Most bloggers are hobbyists. But there’s a minority of professional bloggers who are making more money than ever, according to a new installment of Technorati‘s State of the Blogosphere report.
Bloggers can collect ad revenues related to their blogs. But they are also making money by parlaying the popularity of their blogs into speaking engagements, traditional media assignments, and running conferences.
Technorati said some bloggers are even reporting profits that place them squarely in the middle class. Among those who make money from blogging, 54 percent are part-timers, 32 percent are self-employed, and 14 percent work for corporations.
Part-timers and full-time bloggers say the main ways they generate revenue are through display and search ads, as well as through affiliate marketing links where they get a cut from a sale after a referral. About 15 percent say they are paid to gives speeches. Among the segment of full-time and part-time professional bloggers, about 17 percent get their main income from blogging.
For full-time bloggers, the average revenue in a year is $122,222. For part-timers, annual income is $14,777. The average for the full and part-timers combined is $42,548. About 89 percent believe that the ads on their sites must align with their own values. Most use self-serve ad platforms. But an increasing number are using ad networks or blog ad networks too.
About 51 percent of corporate bloggers said they received a salary for blogging. Bloggers who invest in their blog businesses face relatively low costs, but they’re not insubstantial. Site development for self-employed bloggers costs about $1,060 per year. Personal salary averages $5,992. Staff are paid $2,268, marketing and ad costs are $620, and hosting fees are $579. Hence, the overall costs per year, on average, are $10,519.

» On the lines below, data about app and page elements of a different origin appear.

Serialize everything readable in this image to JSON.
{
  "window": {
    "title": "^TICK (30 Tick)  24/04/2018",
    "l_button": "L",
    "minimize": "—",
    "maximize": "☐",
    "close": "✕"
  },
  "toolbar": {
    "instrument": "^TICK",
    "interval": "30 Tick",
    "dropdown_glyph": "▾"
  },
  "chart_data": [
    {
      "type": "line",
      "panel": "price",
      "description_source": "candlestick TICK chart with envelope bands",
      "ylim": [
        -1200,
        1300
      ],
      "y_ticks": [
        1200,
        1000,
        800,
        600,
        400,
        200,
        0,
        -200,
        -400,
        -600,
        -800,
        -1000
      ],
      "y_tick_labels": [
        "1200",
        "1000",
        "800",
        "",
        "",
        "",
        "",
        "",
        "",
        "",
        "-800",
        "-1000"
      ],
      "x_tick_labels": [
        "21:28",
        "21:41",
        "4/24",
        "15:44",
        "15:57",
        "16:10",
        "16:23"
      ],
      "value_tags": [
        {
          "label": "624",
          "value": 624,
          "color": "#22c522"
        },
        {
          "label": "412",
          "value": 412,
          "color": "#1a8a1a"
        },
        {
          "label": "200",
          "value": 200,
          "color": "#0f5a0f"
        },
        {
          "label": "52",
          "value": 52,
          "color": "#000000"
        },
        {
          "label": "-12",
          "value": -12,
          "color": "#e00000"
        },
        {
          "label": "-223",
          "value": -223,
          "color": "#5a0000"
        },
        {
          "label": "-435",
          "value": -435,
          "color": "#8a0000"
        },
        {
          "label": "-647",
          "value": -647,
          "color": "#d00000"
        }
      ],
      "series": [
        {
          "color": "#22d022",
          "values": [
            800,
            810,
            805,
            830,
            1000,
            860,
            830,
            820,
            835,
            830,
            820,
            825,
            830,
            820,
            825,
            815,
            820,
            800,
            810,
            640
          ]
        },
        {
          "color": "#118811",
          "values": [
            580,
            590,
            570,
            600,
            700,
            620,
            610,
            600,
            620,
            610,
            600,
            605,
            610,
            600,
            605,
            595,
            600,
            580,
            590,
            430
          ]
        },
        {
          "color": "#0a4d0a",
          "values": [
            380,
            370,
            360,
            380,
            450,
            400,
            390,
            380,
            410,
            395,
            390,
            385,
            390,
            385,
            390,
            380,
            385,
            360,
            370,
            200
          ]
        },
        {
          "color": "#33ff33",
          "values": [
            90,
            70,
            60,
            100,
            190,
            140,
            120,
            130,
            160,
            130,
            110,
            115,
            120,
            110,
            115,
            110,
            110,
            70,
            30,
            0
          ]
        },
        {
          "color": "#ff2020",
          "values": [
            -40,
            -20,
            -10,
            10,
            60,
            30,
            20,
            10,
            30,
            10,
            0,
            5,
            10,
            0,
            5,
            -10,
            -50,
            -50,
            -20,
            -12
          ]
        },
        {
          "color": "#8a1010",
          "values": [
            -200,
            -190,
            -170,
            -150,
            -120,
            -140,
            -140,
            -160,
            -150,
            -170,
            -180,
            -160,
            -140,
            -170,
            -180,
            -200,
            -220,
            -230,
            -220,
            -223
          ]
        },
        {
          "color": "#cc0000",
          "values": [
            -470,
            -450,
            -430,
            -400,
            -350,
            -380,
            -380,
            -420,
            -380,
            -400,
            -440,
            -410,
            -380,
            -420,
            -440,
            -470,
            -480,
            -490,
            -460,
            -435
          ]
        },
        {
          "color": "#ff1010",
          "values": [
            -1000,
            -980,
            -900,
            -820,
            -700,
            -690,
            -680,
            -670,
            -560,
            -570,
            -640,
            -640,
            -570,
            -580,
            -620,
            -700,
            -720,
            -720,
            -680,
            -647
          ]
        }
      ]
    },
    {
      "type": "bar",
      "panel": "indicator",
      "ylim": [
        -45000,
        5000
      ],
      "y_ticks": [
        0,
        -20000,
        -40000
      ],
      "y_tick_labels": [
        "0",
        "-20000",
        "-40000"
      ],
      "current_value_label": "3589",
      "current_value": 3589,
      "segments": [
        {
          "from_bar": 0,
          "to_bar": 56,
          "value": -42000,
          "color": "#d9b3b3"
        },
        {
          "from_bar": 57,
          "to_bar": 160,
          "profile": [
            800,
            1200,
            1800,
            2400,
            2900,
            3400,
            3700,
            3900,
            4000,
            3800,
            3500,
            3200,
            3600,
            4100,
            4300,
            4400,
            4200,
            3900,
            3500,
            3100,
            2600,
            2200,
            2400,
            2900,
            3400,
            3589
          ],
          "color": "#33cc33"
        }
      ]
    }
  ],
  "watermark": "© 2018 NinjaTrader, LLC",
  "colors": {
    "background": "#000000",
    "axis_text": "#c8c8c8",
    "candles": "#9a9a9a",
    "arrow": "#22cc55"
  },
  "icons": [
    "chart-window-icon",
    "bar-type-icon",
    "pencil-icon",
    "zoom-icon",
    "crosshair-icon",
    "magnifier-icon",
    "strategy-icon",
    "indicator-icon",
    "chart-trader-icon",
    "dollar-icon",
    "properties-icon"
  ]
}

About 70 percent of bloggers talk about brands. Some 38 percent do brand or product reviews.